In robotics path planning, DLS can be used to find a path for a robot in a constrained environment where only a limited number of actions can be taken before reaching the goal or deciding that a solution is not feasible.
Iterative Deepening Depth-First Search (IDDFS)
IDDFS is a clever combination of BFS and DFS. It performs multiple DFS searches with increasing depth limits until a solution is found. IDDFS offers the best of both worlds: it ensures the optimality of BFS while maintaining the memory efficiency of DFS. This makes it particularly useful in scenarios where memory constraints are moderate, but you still want to find the shortest path.
One of the prominent applications of IDDFS is in game tree search algorithms like the minimax algorithm with alpha-beta pruning. It allows game-playing AI agents to explore the game tree efficiently, ensuring the optimal move within memory limitations.
The Power of Uninformed Search Algorithms
Uninformed search algorithms provide a foundation upon which more sophisticated algorithms are built. While they may not always be the most efficient choice for every problem, they serve as starting points for understanding and tackling complex AI challenges. Researchers and practitioners continue to innovate and adapt these algorithms for various applications, enhancing their performance and scalability.
In the ever-evolving field of artificial intelligence, the development and refinement of search algorithms remain pivotal. As AI systems tackle increasingly complex and diverse problem spaces, the knowledge and insights gained from uninformed search algorithms continue to be a valuable resource for shaping the future of intelligent systems.

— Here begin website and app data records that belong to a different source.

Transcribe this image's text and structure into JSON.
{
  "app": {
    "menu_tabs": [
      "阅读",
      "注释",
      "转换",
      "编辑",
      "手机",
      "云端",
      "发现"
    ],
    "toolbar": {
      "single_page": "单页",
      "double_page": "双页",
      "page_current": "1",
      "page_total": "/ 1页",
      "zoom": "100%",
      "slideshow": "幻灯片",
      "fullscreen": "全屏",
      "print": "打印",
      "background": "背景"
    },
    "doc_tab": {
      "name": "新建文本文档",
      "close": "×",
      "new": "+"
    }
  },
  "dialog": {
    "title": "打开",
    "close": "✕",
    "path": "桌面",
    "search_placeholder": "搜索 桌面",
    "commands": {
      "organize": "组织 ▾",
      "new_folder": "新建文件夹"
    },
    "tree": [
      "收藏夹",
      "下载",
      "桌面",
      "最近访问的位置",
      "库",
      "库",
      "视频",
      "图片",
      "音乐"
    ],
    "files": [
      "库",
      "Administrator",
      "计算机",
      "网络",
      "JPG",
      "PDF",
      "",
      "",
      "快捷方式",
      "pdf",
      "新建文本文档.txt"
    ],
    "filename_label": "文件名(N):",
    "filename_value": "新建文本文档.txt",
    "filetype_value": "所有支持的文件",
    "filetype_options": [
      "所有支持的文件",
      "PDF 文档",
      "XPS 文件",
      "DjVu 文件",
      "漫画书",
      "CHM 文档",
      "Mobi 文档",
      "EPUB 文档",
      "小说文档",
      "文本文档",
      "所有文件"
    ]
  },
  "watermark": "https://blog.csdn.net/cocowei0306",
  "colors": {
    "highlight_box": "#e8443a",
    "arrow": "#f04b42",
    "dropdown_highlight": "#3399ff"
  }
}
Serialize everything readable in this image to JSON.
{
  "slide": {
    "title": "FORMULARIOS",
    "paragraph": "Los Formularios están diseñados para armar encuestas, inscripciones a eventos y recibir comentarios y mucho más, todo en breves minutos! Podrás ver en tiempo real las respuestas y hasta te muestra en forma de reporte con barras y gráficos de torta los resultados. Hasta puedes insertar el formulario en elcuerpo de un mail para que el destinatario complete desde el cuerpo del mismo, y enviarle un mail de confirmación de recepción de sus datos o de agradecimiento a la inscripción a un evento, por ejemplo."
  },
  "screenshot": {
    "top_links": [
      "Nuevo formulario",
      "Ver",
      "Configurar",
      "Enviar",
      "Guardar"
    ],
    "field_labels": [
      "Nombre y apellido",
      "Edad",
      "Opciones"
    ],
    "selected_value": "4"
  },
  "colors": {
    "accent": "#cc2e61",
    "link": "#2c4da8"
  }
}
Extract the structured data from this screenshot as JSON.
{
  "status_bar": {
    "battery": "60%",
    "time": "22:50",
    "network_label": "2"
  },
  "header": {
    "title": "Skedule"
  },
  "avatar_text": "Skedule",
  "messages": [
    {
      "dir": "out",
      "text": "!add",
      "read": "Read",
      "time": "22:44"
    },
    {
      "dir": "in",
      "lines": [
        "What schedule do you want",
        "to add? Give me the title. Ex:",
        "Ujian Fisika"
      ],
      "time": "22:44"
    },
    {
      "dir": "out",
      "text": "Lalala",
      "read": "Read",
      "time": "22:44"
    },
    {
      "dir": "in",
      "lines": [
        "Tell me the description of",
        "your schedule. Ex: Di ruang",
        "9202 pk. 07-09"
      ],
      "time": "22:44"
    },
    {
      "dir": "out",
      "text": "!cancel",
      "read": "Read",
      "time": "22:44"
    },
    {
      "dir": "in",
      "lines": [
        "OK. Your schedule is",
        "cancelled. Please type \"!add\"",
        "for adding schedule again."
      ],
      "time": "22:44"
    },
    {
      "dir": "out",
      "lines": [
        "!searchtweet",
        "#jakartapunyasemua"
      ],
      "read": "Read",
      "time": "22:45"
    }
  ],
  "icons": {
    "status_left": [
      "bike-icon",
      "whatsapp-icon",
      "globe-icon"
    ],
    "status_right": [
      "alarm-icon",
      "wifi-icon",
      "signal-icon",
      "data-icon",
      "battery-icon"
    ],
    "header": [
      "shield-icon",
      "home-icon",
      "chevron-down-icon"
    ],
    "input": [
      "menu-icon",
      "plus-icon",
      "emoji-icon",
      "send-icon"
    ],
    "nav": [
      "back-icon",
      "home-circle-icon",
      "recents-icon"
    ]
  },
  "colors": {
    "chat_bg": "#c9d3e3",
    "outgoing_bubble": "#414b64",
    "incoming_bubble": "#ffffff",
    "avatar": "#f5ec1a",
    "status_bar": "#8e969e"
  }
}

In conclusion, uninformed search algorithms, represented through search trees, are fundamental tools in the realm of artificial intelligence. Their applications span a wide range of fields, and their principles underpin more advanced AI techniques. By mastering these foundational concepts, AI practitioners are better equipped to tackle the challenges of tomorrow’s AI-driven world.